Military-based marine consultancy BMT Isis is working with Plymouth company MSubs to develop remote-control technology as part of a proposed offshore maritime sea range, in an area close to the Plymouth coastline, where companies will be able to test their innovative creations and work together to develop unmanned craft for air, surface and subsea use.
The ‘fully instrumented’ maritime sea range will feature a series of sensors within fixed buoys or mobile platforms fitted with environmental sensors, sonar transducers, GPS and Wi-Fi for tracking, navigation, communications and data collection. The intention is to help developers test their unmanned systems in realistic conditions, giving them opportunities to make adjustments and modifications during sea trials.
“Unmanned underwater, surface and air vehicles (collectively known as UxVs) have been used extensively in military operations for many years,” says Mike Prince, managing director at BMT Isis. “But their application for commercial and humanitarian tasks has only recently started to come to the fore, made possible by a leap forward in technology and innovation.”
Apart from providing specialist facilities for technology companies to test their prototype creations, the proposed sea range will help companies to “make important strides into delivering co-operative behaviours to complement vehicles working in all domains, be it air, surface or subsea”.
The plans include a mobile shore control facility with radar tracking and communications linking to shore-based networks and the internet. Ultimately, the test-facility will enable a range of UxVs to seamlessly co-ordinate with each other with minimum or no human involvement. All devices will be monitored and assessed from the shore control centre and operators will be able to change their test parameters and make adjustments during trials.
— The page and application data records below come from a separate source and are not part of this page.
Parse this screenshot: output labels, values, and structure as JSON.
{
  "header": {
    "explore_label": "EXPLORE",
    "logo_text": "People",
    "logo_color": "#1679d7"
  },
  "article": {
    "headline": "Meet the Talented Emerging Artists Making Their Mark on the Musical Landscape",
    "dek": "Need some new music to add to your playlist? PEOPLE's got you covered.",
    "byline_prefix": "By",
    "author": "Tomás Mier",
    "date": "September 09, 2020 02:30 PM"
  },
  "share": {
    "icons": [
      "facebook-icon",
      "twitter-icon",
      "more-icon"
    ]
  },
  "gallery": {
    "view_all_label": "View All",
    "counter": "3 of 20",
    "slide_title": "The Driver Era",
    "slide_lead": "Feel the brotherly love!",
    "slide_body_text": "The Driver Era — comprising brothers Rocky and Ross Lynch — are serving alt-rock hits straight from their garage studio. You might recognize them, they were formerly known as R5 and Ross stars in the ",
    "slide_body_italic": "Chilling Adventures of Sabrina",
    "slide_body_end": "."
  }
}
MSubs, which supplies manned and unmanned underwater submersibles to military and commercial users, and BMT Isis (a BMT Group subsidiary) say the proposed offshore site is ideal because of its low shipping density and closeness to military bases at Devonport and surrounding areas. They believe it will strengthen the south west of England’s position as a hub for maritime technology development. The aim is to provide cost-effective on-site and remote access to UK, European and global technology companies.
Brett Phaneuf, managing director at MSubs, says: “Currently, there is no readily available UK or EU based facility capable of enabling command, control and tracking of multiple unmanned underwater, surface and air vehicles in an environment where oceanographic and meteorological data can be monitored and recorded concurrently with the test.
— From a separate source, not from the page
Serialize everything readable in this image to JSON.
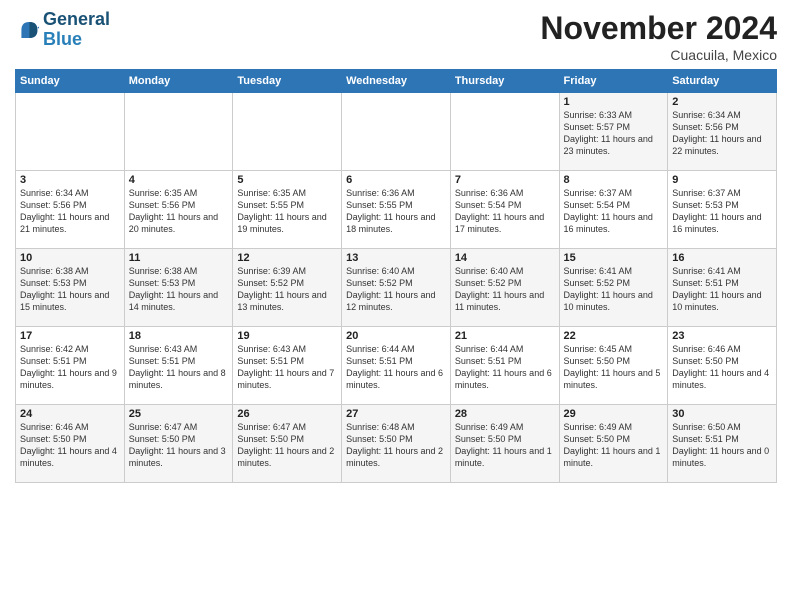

“This is no longer acceptable and a range in the South West is the most practicable location due to its low shipping density and access to local manufacturing infrastructure.”